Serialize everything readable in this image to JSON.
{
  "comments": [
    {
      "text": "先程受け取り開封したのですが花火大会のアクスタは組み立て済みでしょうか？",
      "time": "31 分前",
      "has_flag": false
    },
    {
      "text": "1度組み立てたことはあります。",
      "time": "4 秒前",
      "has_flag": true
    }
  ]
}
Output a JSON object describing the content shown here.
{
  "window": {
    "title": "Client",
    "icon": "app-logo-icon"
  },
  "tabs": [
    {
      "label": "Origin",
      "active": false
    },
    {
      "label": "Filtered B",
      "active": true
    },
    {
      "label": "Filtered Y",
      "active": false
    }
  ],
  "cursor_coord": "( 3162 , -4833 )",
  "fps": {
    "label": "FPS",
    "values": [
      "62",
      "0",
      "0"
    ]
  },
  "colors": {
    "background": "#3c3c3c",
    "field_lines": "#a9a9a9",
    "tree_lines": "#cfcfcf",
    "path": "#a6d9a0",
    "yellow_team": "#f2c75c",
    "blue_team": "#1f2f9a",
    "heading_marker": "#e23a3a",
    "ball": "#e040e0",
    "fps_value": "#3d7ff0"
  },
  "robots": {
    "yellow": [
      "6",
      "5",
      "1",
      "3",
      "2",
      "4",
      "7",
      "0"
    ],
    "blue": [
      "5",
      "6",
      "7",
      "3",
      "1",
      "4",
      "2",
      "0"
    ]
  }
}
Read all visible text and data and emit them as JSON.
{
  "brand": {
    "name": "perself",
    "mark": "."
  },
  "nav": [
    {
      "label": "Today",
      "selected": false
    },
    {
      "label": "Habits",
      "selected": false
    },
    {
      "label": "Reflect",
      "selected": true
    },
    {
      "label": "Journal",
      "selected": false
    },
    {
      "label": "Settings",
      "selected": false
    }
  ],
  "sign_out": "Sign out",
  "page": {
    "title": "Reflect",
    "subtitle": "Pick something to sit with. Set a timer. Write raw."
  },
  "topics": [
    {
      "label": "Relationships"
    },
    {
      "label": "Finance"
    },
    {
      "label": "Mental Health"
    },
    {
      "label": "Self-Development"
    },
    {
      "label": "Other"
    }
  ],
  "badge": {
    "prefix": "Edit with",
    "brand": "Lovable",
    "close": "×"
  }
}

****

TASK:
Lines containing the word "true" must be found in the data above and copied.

ANSWER:
      "has_flag": true
      "active": true
      "selected": true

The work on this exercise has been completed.